BOSTON - First impressions from the Red Sox' 4-3 loss to Tampa Bay:

* There's a steep learning curve for a set-up man, as Clay Buchholz discovered.

Although he's pitched out of the bullpen for the last couple of months, most of those appearances weren't of the high leverage variety. More often than not, the Sox had a sizeable lead, or Buchholz was brought in earlier in the game. Or they were behind and he was mopping up.

But Tuesday was different. The Rays had battled back to tie the game in the bottom of the seventh, and after Matt Barnes got the final out in that inning, Buchholz came in to start the eighth.

After getting Kevin Kiermaier on a groundout to lead off the inning, Buchholz threw a four-seamer to Evan Longoria that the Tampa Bay third baseman launched toward the Charles River, clearing everything and putting the Rays up by a run.

It was a reminder that in late innings of close games, one pitch, with missed location, can really hurt.

 

* Hanley Ramirez knocked in two runs. He was sort of lucky.

In the fifth inning, Ramirez hit a twisting opposite-field fly ball down the right field line. It landed just past the Pesky Pole in right, measured at 307 feet, the shortest homer in baseball this season, according to ESPN Stats and Information.

Then, an inning later, Ramirez hit a pop fly that drifted into shallow right. Three Rays defenders converged -- first baseman, second baseman and right fielder -- and somehow the ball dropped in between all three for a run-scoring single.

Two cheap hits, two RBI.

At times, you'll see hitters mash the ball, only to have it hit right at someone for an out. Rotten luck, and all.

Tuesday night, Ramirez got to experience the flip side of that.

 

* Drew Pomeranz had an excellent outing -- until his final pitch of the night.

Through 6 2/3 innings, Pomeranz had allowed a single run on four hits while walking two and striking out eight.

He had retired 10 of the previous 11 hitters he had faced, and while he was approaching his 100th pitch, showed no evidence of tiring.

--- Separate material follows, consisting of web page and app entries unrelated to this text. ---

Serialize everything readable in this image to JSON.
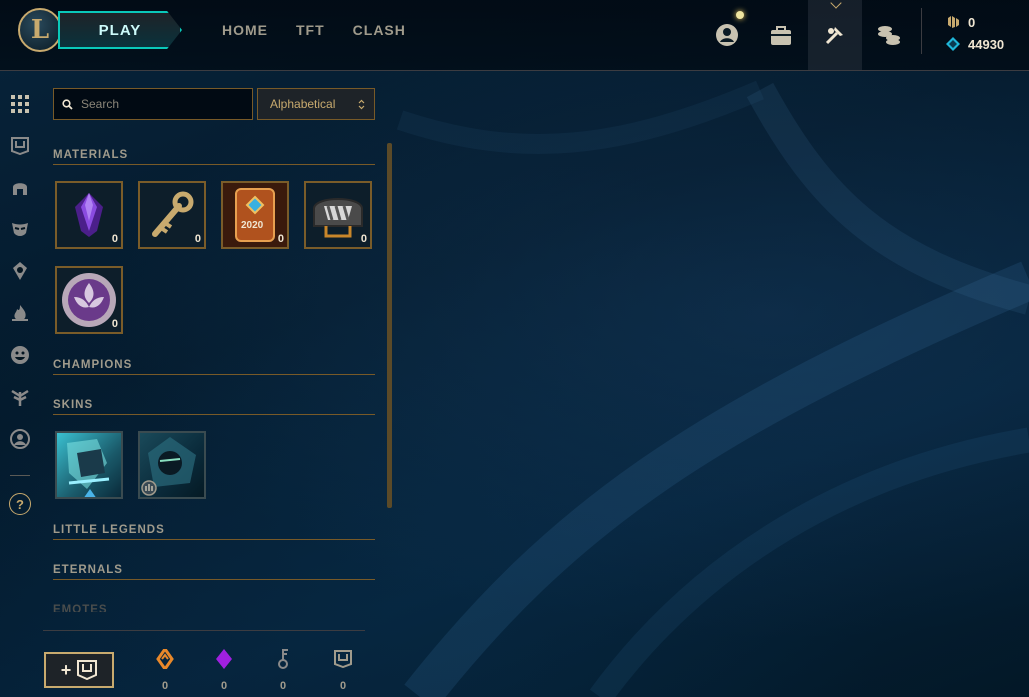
{
  "topbar": {
    "logo_letter": "L",
    "play_label": "PLAY",
    "nav": [
      {
        "label": "HOME"
      },
      {
        "label": "TFT"
      },
      {
        "label": "CLASH"
      }
    ],
    "icons": [
      "profile-icon",
      "store-bag-icon",
      "crafting-icon",
      "currency-stack-icon"
    ],
    "currency": {
      "rp_value": "0",
      "blue_essence_value": "44930"
    }
  },
  "rail": {
    "items": [
      "all-grid-icon",
      "chest-icon",
      "helmet-icon",
      "mask-icon",
      "ward-icon",
      "flame-icon",
      "emote-icon",
      "tree-icon",
      "icon-frame-icon"
    ],
    "help_label": "?"
  },
  "panel": {
    "search": {
      "placeholder": "Search",
      "value": ""
    },
    "sort": {
      "selected": "Alphabetical"
    },
    "sections": {
      "materials": "MATERIALS",
      "champions": "CHAMPIONS",
      "skins": "SKINS",
      "little_legends": "LITTLE LEGENDS",
      "eternals": "ETERNALS",
      "emotes": "EMOTES"
    },
    "materials": [
      {
        "name": "gemstone",
        "count": "0"
      },
      {
        "name": "hextech-key",
        "count": "0"
      },
      {
        "name": "event-pass-token",
        "count": "0",
        "year_text": "2020"
      },
      {
        "name": "masterwork-chest",
        "count": "0"
      },
      {
        "name": "orb",
        "count": "0"
      }
    ]
  },
  "footer": {
    "stats": [
      {
        "name": "orange-essence",
        "value": "0"
      },
      {
        "name": "mythic-essence",
        "value": "0"
      },
      {
        "name": "key-fragment",
        "value": "0"
      },
      {
        "name": "chest",
        "value": "0"
      }
    ]
  },
  "colors": {
    "gold": "#c8aa6e",
    "teal": "#0ac8b9",
    "background": "#031420"
  }
}
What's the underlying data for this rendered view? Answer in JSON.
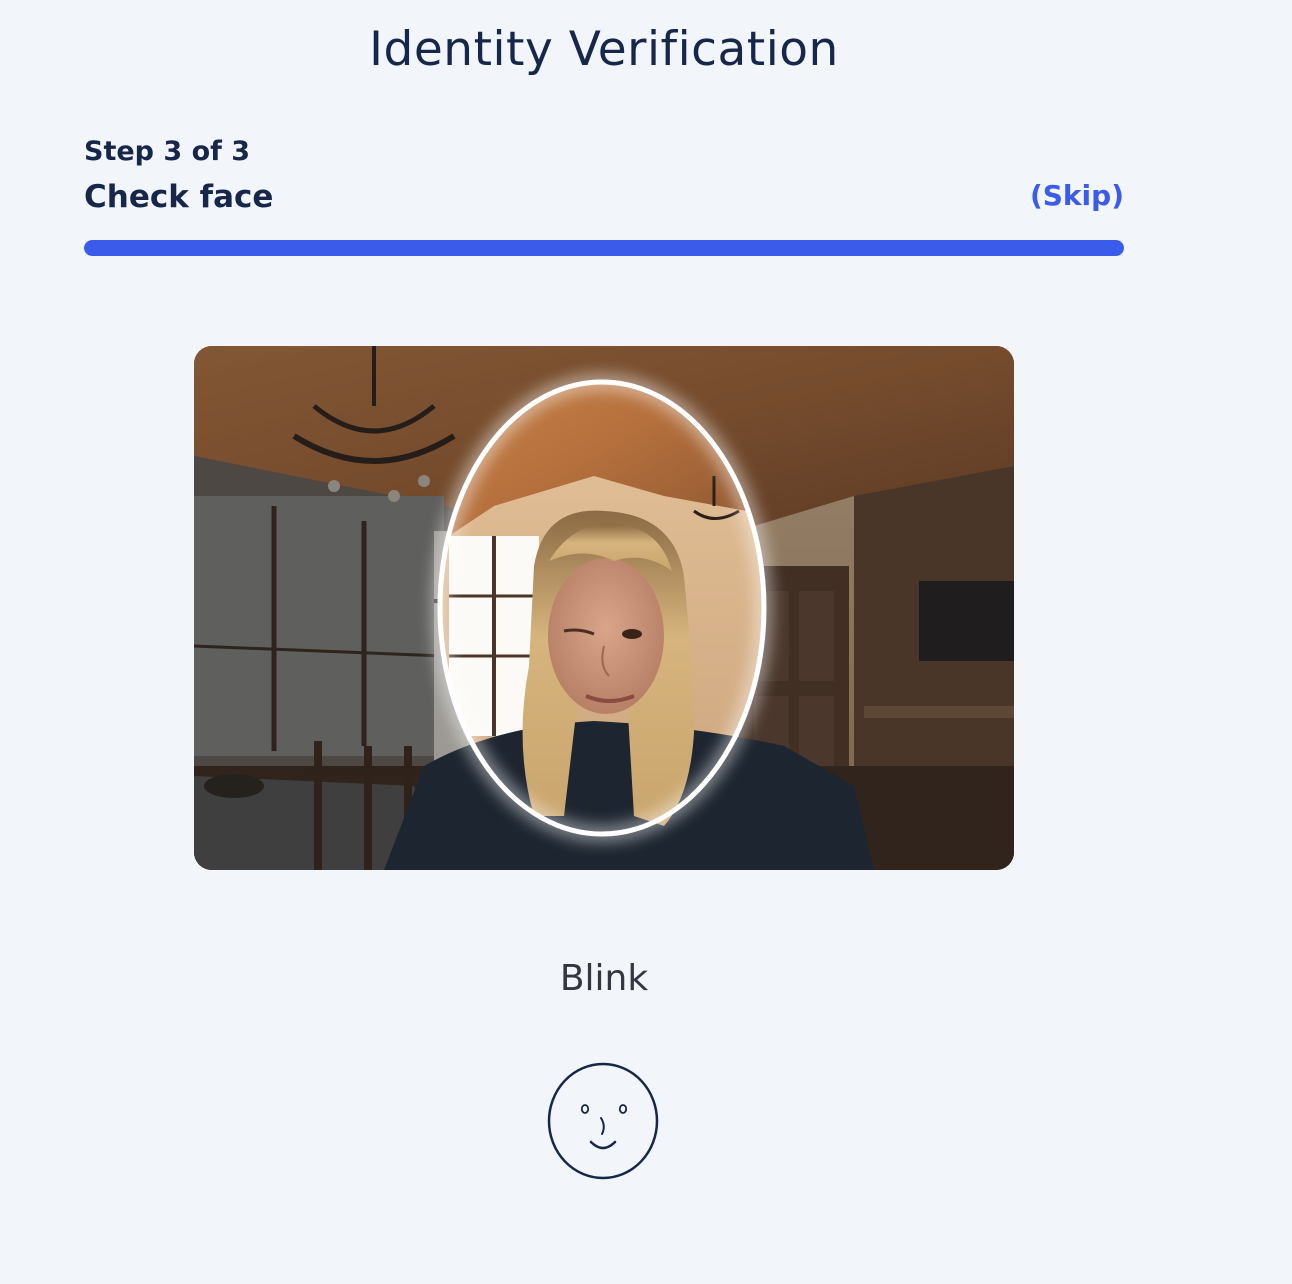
{
  "page": {
    "title": "Identity Verification"
  },
  "step": {
    "counter": "Step 3 of 3",
    "name": "Check face",
    "skip_label": "(Skip)",
    "progress": 1.0
  },
  "camera": {
    "guide": "oval-face-guide"
  },
  "instruction": {
    "text": "Blink"
  },
  "icons": {
    "instruction_icon": "smiling-face-icon"
  },
  "colors": {
    "accent": "#3b5bea",
    "text": "#16274a",
    "background": "#f2f5f9"
  }
}
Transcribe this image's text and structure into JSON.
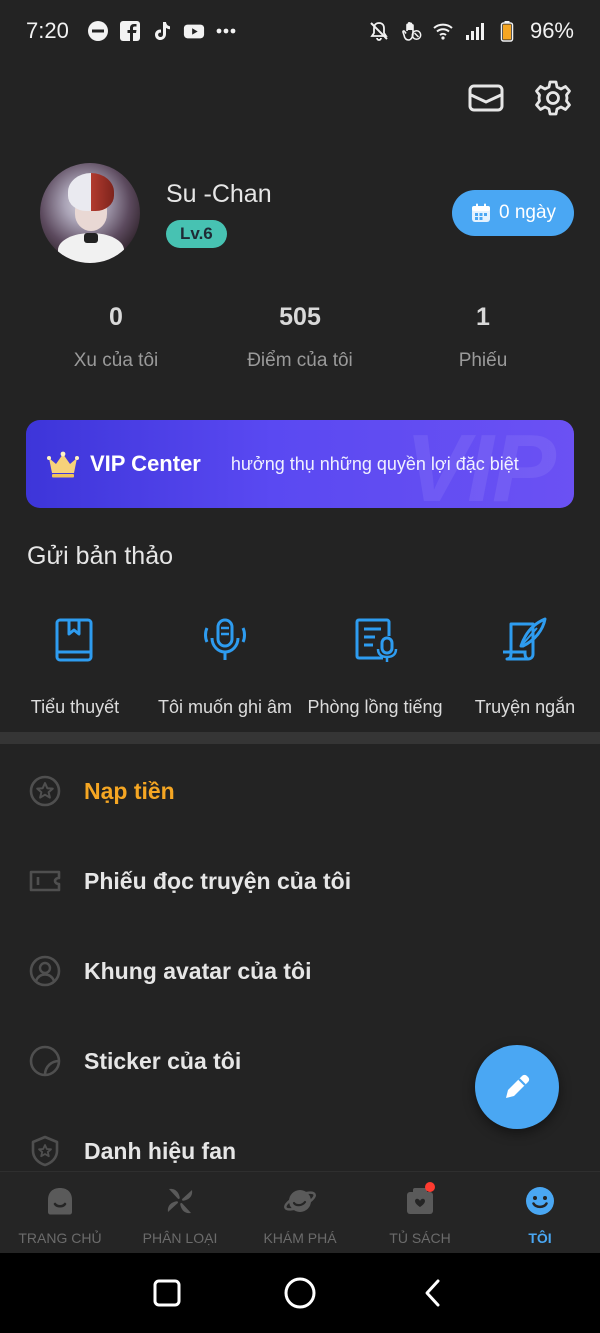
{
  "status_bar": {
    "time": "7:20",
    "battery": "96%",
    "left_icons": [
      "minus-circle-icon",
      "facebook-icon",
      "tiktok-icon",
      "youtube-icon",
      "more-dots-icon"
    ],
    "right_icons": [
      "bell-off-icon",
      "hand-icon",
      "wifi-icon",
      "signal-icon",
      "battery-icon"
    ]
  },
  "header": {
    "icons": [
      "mail-icon",
      "gear-icon"
    ]
  },
  "profile": {
    "name": "Su -Chan",
    "level": "Lv.6",
    "checkin_label": "0 ngày"
  },
  "stats": [
    {
      "value": "0",
      "label": "Xu của tôi"
    },
    {
      "value": "505",
      "label": "Điểm của tôi"
    },
    {
      "value": "1",
      "label": "Phiếu"
    }
  ],
  "vip": {
    "title": "VIP Center",
    "description": "hưởng thụ những quyền lợi đặc biệt",
    "watermark": "VIP"
  },
  "submit_section": {
    "title": "Gửi bản thảo",
    "items": [
      {
        "label": "Tiểu thuyết",
        "icon": "book-icon"
      },
      {
        "label": "Tôi muốn ghi âm",
        "icon": "microphone-icon"
      },
      {
        "label": "Phòng lồng tiếng",
        "icon": "dubbing-document-icon"
      },
      {
        "label": "Truyện ngắn",
        "icon": "quill-paper-icon"
      }
    ]
  },
  "menu": [
    {
      "label": "Nạp tiền",
      "icon": "star-circle-icon",
      "accent": true
    },
    {
      "label": "Phiếu đọc truyện của tôi",
      "icon": "ticket-icon"
    },
    {
      "label": "Khung avatar của tôi",
      "icon": "avatar-frame-icon"
    },
    {
      "label": "Sticker của tôi",
      "icon": "sticker-icon"
    },
    {
      "label": "Danh hiệu fan",
      "icon": "shield-star-icon"
    }
  ],
  "bottom_nav": [
    {
      "label": "TRANG CHỦ",
      "icon": "home-icon",
      "active": false
    },
    {
      "label": "PHÂN LOẠI",
      "icon": "pinwheel-icon",
      "active": false
    },
    {
      "label": "KHÁM PHÁ",
      "icon": "planet-icon",
      "active": false
    },
    {
      "label": "TỦ SÁCH",
      "icon": "bookshelf-icon",
      "active": false,
      "badge": true
    },
    {
      "label": "TÔI",
      "icon": "smiley-icon",
      "active": true
    }
  ],
  "colors": {
    "background": "#232323",
    "accent_blue": "#4aa7f3",
    "accent_orange": "#f5a623",
    "level_badge": "#47c2b2",
    "vip_gradient_start": "#3d35d9",
    "vip_gradient_end": "#6b51f3"
  }
}
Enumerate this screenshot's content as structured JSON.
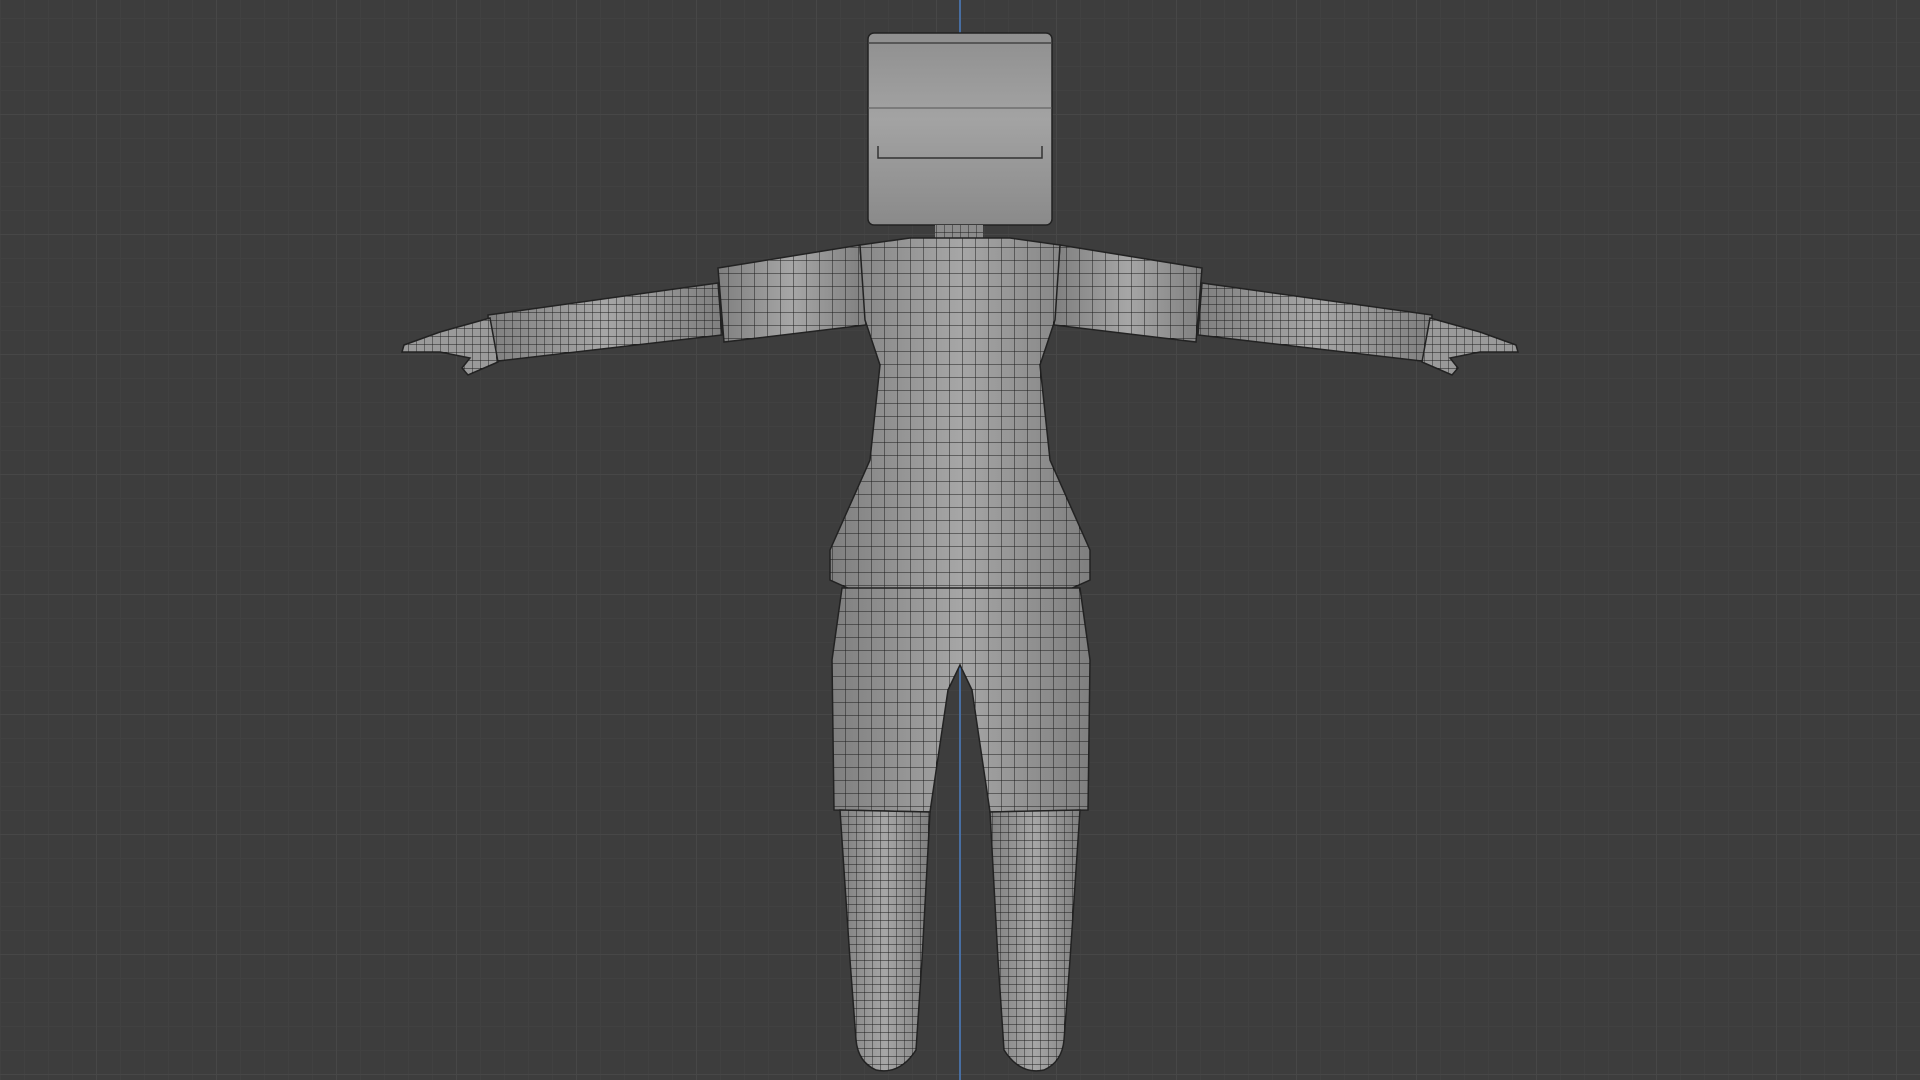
{
  "viewport": {
    "background": "#3d3d3d",
    "grid_major_color": "#474747",
    "grid_minor_color": "#414141",
    "axis_color": "#4a77b3"
  },
  "model": {
    "shading": "solid-with-wireframe",
    "mesh_color": "#9a9a9a",
    "wire_color": "#1c1c1c",
    "pose": "T-pose",
    "parts": [
      "head",
      "neck",
      "torso",
      "left-arm",
      "right-arm",
      "left-hand",
      "right-hand",
      "shorts",
      "left-leg",
      "right-leg"
    ]
  }
}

Then, Pomernaz hung a curveball to No. 9 hitter Luke Maile -- with two strikes, no less -- and Maile hit into the Monster Seats for a game-tying, two-run homer.

It was the first homer on a curveball allowed by Pomeranz in 153 innings this season, and all of a sudden, the outing wasn't so special.